That last part would be an important balance issue. Players are simply better than NPCs, so the game would have to throw more at you than you could realistically handle to ensure that players don’t just dominate the map at all times. There would also need to be enough variety in where the monsters spawn from and from what direction they attack so that the game doesn’t just become a basic rotation of “Clear city A, clear city B, clear city C, rinse, repeat.”
One way to address this might be to let the monsters think like players. And what do players want? The most possible gain for the least possible risk. That’s not just greedy/lazy gamers, either. Actual warriors in real wars have the same ideals. If a juicy target is well-defended, generals might direct their troops elsewhere – unless the target is so valuable or important that it justifies the risk.

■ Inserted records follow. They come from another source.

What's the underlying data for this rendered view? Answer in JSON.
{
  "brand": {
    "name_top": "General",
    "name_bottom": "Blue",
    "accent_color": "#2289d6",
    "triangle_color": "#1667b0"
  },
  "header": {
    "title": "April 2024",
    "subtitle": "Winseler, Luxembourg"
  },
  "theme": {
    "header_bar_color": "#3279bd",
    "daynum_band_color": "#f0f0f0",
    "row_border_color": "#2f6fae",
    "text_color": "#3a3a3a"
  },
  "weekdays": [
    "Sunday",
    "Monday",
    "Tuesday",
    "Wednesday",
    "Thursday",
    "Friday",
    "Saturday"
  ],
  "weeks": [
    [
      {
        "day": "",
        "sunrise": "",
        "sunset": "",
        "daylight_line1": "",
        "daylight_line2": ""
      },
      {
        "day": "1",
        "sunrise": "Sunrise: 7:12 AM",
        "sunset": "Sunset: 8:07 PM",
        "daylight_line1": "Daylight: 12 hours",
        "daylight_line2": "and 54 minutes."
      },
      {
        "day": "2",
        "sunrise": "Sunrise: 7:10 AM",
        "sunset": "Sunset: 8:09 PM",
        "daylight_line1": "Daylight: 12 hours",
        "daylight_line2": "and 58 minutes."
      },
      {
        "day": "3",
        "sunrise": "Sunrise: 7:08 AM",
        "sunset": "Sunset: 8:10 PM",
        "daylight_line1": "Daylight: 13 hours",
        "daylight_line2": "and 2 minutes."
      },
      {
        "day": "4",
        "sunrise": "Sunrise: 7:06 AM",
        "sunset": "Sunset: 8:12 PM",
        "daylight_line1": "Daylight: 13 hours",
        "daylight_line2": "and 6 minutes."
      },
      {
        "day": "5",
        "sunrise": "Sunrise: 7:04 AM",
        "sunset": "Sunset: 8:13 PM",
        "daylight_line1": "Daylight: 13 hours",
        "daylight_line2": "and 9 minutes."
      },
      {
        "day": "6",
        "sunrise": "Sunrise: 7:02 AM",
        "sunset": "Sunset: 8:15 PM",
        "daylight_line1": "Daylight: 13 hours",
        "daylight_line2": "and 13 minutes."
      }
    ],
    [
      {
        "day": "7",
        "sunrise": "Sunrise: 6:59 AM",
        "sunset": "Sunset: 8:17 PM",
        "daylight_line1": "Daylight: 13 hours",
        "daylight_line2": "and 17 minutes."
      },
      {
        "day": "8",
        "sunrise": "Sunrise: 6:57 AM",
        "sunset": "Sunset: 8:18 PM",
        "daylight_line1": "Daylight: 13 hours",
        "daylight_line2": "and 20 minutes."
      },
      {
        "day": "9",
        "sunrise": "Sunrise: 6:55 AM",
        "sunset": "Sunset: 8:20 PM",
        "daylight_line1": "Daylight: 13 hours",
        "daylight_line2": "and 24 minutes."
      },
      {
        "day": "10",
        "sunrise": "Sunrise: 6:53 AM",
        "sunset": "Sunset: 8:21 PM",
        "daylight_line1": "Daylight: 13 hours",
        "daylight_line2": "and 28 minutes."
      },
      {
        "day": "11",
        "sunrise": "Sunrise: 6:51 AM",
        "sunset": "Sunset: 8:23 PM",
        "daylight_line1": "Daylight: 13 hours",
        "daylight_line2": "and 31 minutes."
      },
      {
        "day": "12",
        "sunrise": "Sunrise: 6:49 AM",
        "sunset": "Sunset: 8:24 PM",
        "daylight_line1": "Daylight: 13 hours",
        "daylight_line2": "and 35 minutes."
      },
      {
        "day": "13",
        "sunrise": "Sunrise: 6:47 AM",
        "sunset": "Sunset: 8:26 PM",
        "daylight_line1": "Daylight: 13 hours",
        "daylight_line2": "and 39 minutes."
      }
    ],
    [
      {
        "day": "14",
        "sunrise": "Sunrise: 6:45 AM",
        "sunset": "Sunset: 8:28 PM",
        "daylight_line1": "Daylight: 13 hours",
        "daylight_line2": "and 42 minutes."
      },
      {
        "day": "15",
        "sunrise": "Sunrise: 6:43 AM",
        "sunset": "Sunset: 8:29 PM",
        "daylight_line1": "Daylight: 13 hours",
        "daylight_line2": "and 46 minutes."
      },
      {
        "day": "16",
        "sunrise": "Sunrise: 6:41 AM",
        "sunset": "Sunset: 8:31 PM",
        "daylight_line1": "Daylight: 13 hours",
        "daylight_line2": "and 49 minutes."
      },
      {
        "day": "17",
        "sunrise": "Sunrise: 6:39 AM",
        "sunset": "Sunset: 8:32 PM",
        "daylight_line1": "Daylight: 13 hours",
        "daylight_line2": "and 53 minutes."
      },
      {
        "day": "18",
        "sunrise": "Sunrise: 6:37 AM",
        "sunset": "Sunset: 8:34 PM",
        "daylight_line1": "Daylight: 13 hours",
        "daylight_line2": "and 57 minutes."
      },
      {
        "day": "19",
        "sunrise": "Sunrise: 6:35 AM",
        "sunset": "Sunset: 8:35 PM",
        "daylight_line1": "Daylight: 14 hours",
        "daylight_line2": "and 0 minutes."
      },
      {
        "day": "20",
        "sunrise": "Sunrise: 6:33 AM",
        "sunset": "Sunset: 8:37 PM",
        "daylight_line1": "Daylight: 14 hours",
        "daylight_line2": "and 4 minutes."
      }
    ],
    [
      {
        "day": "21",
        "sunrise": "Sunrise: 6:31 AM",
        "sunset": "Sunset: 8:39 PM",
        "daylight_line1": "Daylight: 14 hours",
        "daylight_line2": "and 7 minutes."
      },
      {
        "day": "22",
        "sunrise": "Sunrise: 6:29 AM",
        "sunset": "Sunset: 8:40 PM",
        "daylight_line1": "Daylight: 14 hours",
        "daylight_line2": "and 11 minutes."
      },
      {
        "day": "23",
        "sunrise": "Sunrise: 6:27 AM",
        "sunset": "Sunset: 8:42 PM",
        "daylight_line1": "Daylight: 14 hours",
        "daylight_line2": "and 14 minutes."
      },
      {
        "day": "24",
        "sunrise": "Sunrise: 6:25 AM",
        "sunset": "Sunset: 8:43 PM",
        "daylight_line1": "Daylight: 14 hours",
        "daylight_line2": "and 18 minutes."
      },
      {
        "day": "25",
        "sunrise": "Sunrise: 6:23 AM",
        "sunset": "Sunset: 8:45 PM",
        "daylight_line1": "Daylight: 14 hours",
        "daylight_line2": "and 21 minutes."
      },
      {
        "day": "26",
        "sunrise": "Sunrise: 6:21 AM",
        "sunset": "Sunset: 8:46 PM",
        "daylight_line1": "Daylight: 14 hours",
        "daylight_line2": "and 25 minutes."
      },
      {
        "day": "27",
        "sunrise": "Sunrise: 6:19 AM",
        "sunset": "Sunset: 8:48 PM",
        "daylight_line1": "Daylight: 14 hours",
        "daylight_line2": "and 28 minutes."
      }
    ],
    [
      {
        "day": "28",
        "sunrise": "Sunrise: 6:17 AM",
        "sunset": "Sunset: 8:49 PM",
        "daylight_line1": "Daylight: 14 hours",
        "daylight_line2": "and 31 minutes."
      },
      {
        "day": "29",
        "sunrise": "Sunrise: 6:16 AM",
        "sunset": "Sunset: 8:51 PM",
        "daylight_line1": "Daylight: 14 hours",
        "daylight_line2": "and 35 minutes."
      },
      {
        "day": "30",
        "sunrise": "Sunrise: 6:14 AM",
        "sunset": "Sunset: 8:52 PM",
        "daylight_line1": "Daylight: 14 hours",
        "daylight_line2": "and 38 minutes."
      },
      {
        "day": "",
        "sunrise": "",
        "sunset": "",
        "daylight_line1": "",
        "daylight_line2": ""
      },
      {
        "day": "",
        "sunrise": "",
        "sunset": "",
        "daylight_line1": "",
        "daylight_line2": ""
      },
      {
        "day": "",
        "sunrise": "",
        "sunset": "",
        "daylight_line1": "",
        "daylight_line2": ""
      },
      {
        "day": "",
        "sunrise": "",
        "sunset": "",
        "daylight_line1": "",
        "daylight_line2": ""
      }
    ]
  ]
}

Enemy forces could determine their spawn point and destination based on the value of a target, its distance from the spawn, and the number of defenses (fortifications, players, and friendly NPCs) in the area. You’d ideally still want a number of spawn points, to keep variety high, but monsters would tend to avoid large spawn-camping groups in favor of more lightly defended areas. The “value” of a village, town, or camp could be a number that starts at one and goes up a fixed amount every unit of time (say, five minutes), and is reset when the place is trashed by the invaders. The higher the aggregate value of all locations, the more loot/XP players receive serverwide.
Again, this sounds a little like what EverQuest Next is planning to do, but I don’t think it requires such AI gymnastics as to be that difficult to implement by any dev team. It would just require developers to isolate what the points are that make a long-lasting game and commit to them in design. Maybe my three points above aren’t the answer, but I’m pretty sure “more kill 10 rats quests and gear-grind dungeons” aren’t either.